::: DATA RECORDS :::
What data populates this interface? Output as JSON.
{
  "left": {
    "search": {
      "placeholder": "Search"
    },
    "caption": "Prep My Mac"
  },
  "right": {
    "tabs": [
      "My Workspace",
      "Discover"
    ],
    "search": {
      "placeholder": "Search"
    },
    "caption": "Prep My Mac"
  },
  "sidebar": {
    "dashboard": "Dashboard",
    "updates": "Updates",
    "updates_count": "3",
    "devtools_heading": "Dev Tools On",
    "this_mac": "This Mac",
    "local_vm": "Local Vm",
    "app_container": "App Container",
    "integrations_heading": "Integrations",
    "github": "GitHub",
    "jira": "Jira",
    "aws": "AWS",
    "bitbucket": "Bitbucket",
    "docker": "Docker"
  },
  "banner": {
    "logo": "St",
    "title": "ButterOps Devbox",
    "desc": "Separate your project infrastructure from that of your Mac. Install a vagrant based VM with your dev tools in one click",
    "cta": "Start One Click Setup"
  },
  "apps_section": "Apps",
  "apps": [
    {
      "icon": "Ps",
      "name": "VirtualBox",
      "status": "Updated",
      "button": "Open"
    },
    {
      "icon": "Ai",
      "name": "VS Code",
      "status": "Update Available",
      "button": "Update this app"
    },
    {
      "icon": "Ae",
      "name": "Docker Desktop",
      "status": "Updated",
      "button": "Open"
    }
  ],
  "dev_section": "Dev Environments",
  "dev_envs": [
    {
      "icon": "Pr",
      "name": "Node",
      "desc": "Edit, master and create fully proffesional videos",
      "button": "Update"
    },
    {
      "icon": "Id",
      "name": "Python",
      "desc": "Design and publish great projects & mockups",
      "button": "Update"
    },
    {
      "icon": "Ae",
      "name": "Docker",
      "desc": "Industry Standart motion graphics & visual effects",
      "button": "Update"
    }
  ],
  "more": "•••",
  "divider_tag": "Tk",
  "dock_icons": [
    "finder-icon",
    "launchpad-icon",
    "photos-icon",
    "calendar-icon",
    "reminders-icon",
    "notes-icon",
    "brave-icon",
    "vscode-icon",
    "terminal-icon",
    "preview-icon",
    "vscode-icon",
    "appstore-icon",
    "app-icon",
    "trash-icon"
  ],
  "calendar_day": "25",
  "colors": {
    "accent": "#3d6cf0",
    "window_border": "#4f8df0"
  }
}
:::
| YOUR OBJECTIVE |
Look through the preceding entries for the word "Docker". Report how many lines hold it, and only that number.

| RESPONSE TO THE TASK |
3